Book Review by Zinta Aistars
• Paperback: 256 pages
• Publisher: Vintage, 1997
• Price: $13.00
• ISBN-10: 0375702709
• ISBN-13: 978-0375702709
The older and, one hopes, wiser I grow, the more I admire and respect simplicity. Simplicity is not simple. Simplicity means clean lines, all that is unnecessary pared away. Simplicity means choosing that one golden word where ten would only confuse the issue. And, that one word can be clear and true.
Ernest J. Gaines is a master of simplicity. A Lesson Before Dying is clean and clear writing, descriptions that say just enough to evoke an entire scene with all senses engaged, all heart and mind present. His dialogue is bare bone, sparse as the dialogue I so admired as a young writer-in-training, enthralled with that other Ernest—Papa Hemingway, and his unique way of capturing the way that people actually speak rather than the stilted narrative voice of the author him or herself.
“It don’t matter,” I heard him say.

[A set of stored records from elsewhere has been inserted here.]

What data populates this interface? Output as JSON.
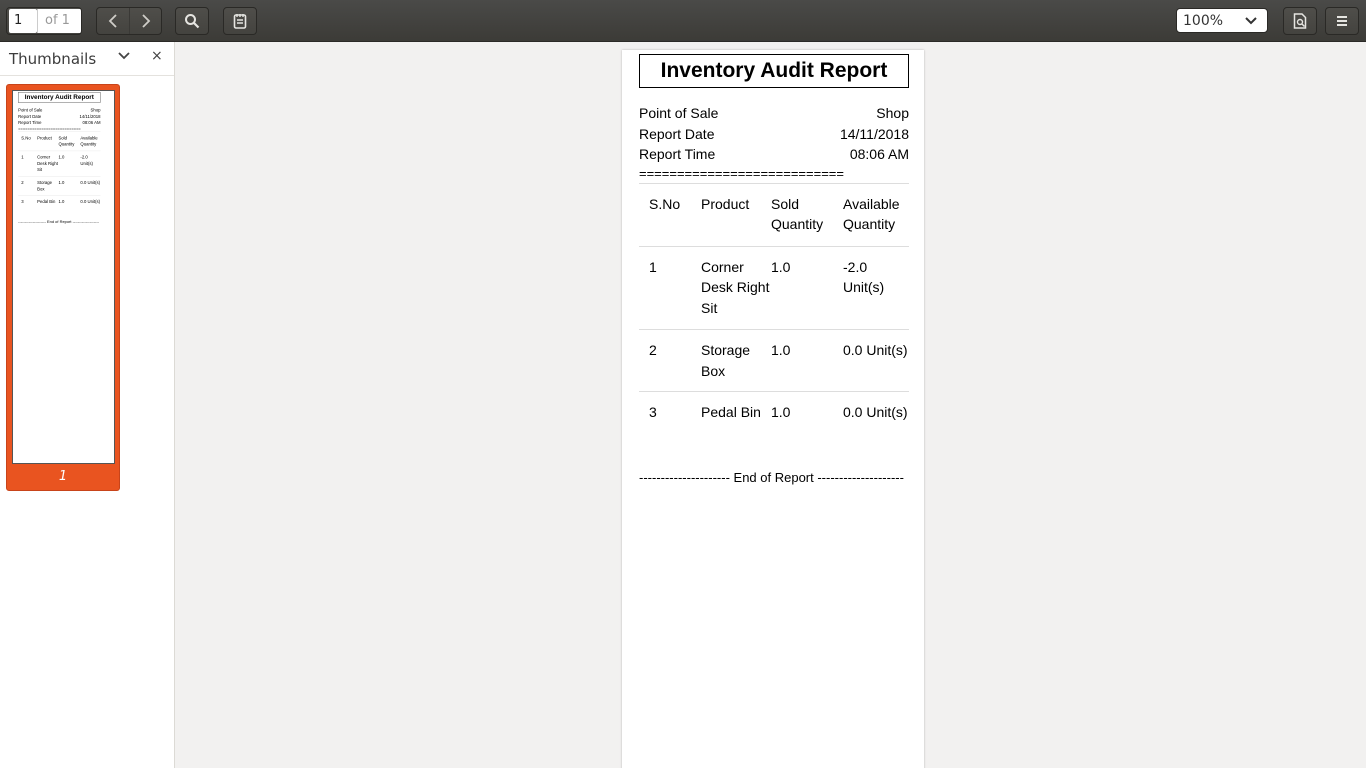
{
  "toolbar": {
    "page_current": "1",
    "page_total": "of 1",
    "zoom": "100%",
    "icons": [
      "prev-page-icon",
      "next-page-icon",
      "search-icon",
      "annotations-icon",
      "document-properties-icon",
      "menu-icon"
    ]
  },
  "sidebar": {
    "title": "Thumbnails",
    "close": "×",
    "thumb_number": "1"
  },
  "report": {
    "title": "Inventory Audit Report",
    "meta": [
      {
        "label": "Point of Sale",
        "value": "Shop"
      },
      {
        "label": "Report Date",
        "value": "14/11/2018"
      },
      {
        "label": "Report Time",
        "value": "08:06 AM"
      }
    ],
    "separator": "===========================",
    "headers": {
      "sno": "S.No",
      "product": "Product",
      "sold": "Sold Quantity",
      "available": "Available Quantity"
    },
    "rows": [
      {
        "sno": "1",
        "product": "Corner Desk Right Sit",
        "sold": "1.0",
        "available": "-2.0 Unit(s)"
      },
      {
        "sno": "2",
        "product": "Storage Box",
        "sold": "1.0",
        "available": "0.0 Unit(s)"
      },
      {
        "sno": "3",
        "product": "Pedal Bin",
        "sold": "1.0",
        "available": "0.0 Unit(s)"
      }
    ],
    "end_line": "--------------------- End of Report --------------------"
  }
}
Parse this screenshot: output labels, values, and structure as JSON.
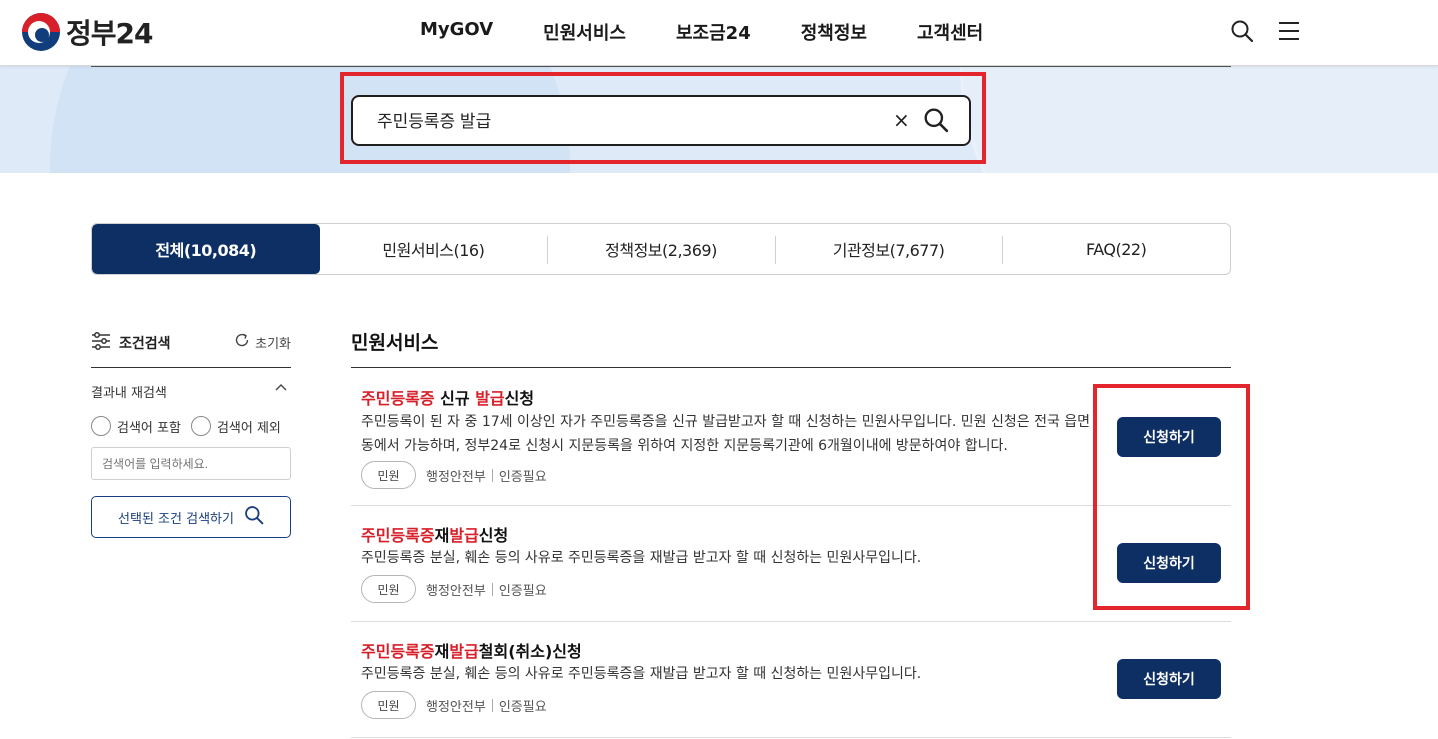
{
  "header": {
    "logo_text": "정부24",
    "nav": [
      "MyGOV",
      "민원서비스",
      "보조금24",
      "정책정보",
      "고객센터"
    ]
  },
  "search": {
    "value": "주민등록증 발급",
    "clear_label": "×"
  },
  "tabs": [
    {
      "label": "전체(10,084)",
      "active": true
    },
    {
      "label": "민원서비스(16)",
      "active": false
    },
    {
      "label": "정책정보(2,369)",
      "active": false
    },
    {
      "label": "기관정보(7,677)",
      "active": false
    },
    {
      "label": "FAQ(22)",
      "active": false
    }
  ],
  "sidebar": {
    "title": "조건검색",
    "reset": "초기화",
    "subsearch": "결과내 재검색",
    "radio_include": "검색어 포함",
    "radio_exclude": "검색어 제외",
    "input_placeholder": "검색어를 입력하세요.",
    "search_button": "선택된 조건 검색하기"
  },
  "results": {
    "section_title": "민원서비스",
    "items": [
      {
        "title_parts": [
          "주민등록증",
          " 신규 ",
          "발급",
          "신청"
        ],
        "description": "주민등록이 된 자 중 17세 이상인 자가 주민등록증을 신규 발급받고자 할 때 신청하는 민원사무입니다. 민원 신청은 전국 읍면동에서 가능하며, 정부24로 신청시 지문등록을 위하여 지정한 지문등록기관에 6개월이내에 방문하여야 합니다.",
        "chip": "민원",
        "agency": "행정안전부",
        "auth": "인증필요",
        "button": "신청하기"
      },
      {
        "title_parts": [
          "주민등록증",
          "재",
          "발급",
          "신청"
        ],
        "description": "주민등록증 분실, 훼손 등의 사유로 주민등록증을 재발급 받고자 할 때 신청하는 민원사무입니다.",
        "chip": "민원",
        "agency": "행정안전부",
        "auth": "인증필요",
        "button": "신청하기"
      },
      {
        "title_parts": [
          "주민등록증",
          "재",
          "발급",
          "철회(취소)신청"
        ],
        "description": "주민등록증 분실, 훼손 등의 사유로 주민등록증을 재발급 받고자 할 때 신청하는 민원사무입니다.",
        "chip": "민원",
        "agency": "행정안전부",
        "auth": "인증필요",
        "button": "신청하기"
      }
    ]
  },
  "colors": {
    "navy": "#0e2f64",
    "highlight_red": "#d8202a",
    "annotation_red": "#e3262e",
    "hero_bg": "#dfeaf8"
  }
}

He was looking up at the ceiling.
“What don’t matter?”
He didn’t answer.
“What don’t matter, Jefferson?”
“Nothing don’t matter,” he said, looking up at the ceiling but not seeing the ceiling.
“It matter to me, Jefferson,” she said. “You matter to me.”
He looked up at the ceiling, not seeing it.
“Chicken, dirt, it don’t matter,” he said.
“Yeah, it do, Jefferson. Yeah, it do. Dirt?”
“All the same,” he said. “It don’t matter.” (Page 73)
Ah yes, there is that mastery, like a reincarnation of Hemingway, with an artist’s understanding of the way that life moves—not in straight lines, but in circles, ever circling on the same spot, trying out its parameters until it is known, only then shifting to the next circle, a slight distance this way, or that, or even back again. I admire this accuracy portrayed in the written word. The novel becomes life.
The life portrayed in this novel is based on two main characters, set in 1940s Louisiana, the deep south, when racism and segregation ran deep, and a black man was imprisoned just for being in the wrong place at the wrong time, innocent that he might be. Jefferson is a simple-minded man who inadvertently ends up in the middle of an armed robbery, and although he has done nothing wrong, is sentenced to die by a legal system that has nothing to do with justice but everything to do with enforcing the status quo. Grant Wiggins seems, at first, Jefferson’s opposite—a black man who is educated and intelligent, a teacher at a church school. Both men, however, live in a prison, even as only one of those has tangible bars.
When Jefferson is called “same as a hog” by his own defense attorney, likening him to a dumb animal in the hopes that the jury will deem him innocent out of sheer lack of enough intelligence to commit a crime, his aunt, Grant’s grandmother, can accept the final verdict of death, but not the image of her nephew dying like an animal. She calls in a favor from Grant, who reluctantly agrees to visit Jefferson in prison and teach him to die like a man.
If this injustice, the death sentence of an innocent man, cannot be changed in a deeply racist society, then one’s attitude about it can be. Jefferson bitterly accepts being called a hog—“it don’t matter”—but the story unfolds in those gorgeously clean lines with the meetings between the two men, some of which are nothing more than sitting together in a prison cell for an hour and staring at the ceiling. There are no lectures, no fist-pounding diatribes, no soapbox rantings to vaguely disguise the views of the author in need of getting something off his chest. There is just this fly-on-the-wall observation of two men sharing space, different yet same, both locked into place, both suppressed by their life sentences to a destiny neither deserves but inflicted upon them because of their race.
So how does a man become a man? What differentiates a man from a dumb animal? Our teachers are not always those with the highest intelligence quotient. Our leaders are sometimes those who are silent, but walk to their destiny, however unfair, with clean conscience and straight spine. Whatever is done to a man matters little. What a man does to himself, and how he handles the circumstances of his life, is all that matters. Live or die, a man does so with honor. Just or unjust, a man answers to himself if he has lived with integrity. If he has, he can walk through any trial, toward any fate, with his head held high.
Edward J. Gaines was born on a plantation in Louisiana, where he is now writer-in-residence at the University of Southwestern Louisiana. Previous books include The Autobiography of Miss Jane Pittman, A Gathering of Old Men, and several others.
~Zinta Aistars for The Smoking Poet